-------- Extracted material --------

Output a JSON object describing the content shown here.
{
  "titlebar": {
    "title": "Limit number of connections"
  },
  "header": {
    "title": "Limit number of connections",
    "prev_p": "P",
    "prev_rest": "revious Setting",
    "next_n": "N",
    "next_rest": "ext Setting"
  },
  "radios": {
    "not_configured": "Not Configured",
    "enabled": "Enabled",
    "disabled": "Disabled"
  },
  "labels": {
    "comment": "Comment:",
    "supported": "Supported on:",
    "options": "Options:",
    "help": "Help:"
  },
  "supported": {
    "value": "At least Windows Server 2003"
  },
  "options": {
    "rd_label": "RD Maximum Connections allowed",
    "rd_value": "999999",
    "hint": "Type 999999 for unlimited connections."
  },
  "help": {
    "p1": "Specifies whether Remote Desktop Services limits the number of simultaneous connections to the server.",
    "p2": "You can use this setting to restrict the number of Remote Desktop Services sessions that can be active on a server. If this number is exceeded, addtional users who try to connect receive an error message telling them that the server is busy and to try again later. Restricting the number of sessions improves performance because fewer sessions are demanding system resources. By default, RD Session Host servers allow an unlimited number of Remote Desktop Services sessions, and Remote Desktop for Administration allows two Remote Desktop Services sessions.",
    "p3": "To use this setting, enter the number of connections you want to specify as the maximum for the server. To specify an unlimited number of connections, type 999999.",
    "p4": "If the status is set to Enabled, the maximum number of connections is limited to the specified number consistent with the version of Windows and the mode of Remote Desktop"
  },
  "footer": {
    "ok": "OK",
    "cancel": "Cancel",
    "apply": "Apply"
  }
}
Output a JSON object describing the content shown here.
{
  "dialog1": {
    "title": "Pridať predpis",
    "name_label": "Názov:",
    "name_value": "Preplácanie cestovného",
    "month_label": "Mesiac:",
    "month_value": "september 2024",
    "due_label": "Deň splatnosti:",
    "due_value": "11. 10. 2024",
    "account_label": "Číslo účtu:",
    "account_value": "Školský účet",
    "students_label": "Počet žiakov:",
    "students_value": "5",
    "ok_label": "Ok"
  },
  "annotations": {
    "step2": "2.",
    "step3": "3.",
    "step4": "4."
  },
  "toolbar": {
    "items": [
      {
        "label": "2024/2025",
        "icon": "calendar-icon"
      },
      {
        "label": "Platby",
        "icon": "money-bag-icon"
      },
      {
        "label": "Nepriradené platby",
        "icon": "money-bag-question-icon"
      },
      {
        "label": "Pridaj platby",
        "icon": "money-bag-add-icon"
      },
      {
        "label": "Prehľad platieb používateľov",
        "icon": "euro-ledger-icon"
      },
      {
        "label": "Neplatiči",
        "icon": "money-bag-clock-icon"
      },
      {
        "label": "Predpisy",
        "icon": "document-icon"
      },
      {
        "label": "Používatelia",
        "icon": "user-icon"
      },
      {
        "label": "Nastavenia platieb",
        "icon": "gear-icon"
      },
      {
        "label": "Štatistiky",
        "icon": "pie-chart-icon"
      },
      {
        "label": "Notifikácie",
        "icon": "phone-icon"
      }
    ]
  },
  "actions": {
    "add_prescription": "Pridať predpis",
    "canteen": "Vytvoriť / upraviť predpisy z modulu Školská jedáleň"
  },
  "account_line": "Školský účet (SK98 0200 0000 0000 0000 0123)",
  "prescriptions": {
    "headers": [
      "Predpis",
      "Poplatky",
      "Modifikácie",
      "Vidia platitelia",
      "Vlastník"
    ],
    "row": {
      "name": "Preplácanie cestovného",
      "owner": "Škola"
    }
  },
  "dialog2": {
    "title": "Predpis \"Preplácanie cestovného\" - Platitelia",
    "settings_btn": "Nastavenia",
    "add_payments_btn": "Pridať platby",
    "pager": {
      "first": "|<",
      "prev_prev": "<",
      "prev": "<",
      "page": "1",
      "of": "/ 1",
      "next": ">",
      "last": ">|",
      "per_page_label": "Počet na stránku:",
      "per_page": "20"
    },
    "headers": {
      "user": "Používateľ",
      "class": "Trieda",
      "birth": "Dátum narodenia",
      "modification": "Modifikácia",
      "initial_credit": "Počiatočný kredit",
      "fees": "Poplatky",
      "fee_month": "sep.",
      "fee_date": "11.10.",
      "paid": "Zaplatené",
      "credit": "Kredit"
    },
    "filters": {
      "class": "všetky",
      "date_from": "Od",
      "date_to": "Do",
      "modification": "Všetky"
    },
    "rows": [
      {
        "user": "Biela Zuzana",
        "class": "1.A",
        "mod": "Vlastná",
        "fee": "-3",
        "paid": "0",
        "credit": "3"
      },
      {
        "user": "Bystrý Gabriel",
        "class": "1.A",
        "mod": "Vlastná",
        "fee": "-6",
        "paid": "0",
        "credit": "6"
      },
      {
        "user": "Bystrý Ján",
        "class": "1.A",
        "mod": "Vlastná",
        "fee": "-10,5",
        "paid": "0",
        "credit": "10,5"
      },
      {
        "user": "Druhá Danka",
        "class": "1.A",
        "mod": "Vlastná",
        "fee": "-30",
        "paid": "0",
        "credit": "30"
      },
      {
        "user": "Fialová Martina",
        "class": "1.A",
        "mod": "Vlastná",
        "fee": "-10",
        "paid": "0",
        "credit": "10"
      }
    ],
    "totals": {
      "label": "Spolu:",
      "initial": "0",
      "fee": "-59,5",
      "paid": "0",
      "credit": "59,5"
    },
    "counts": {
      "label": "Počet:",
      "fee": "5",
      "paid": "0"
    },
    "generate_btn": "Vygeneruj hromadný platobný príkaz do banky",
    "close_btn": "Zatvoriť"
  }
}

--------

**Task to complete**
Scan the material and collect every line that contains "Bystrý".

**Solution for this task**
        "user": "Bystrý Gabriel",
        "user": "Bystrý Ján",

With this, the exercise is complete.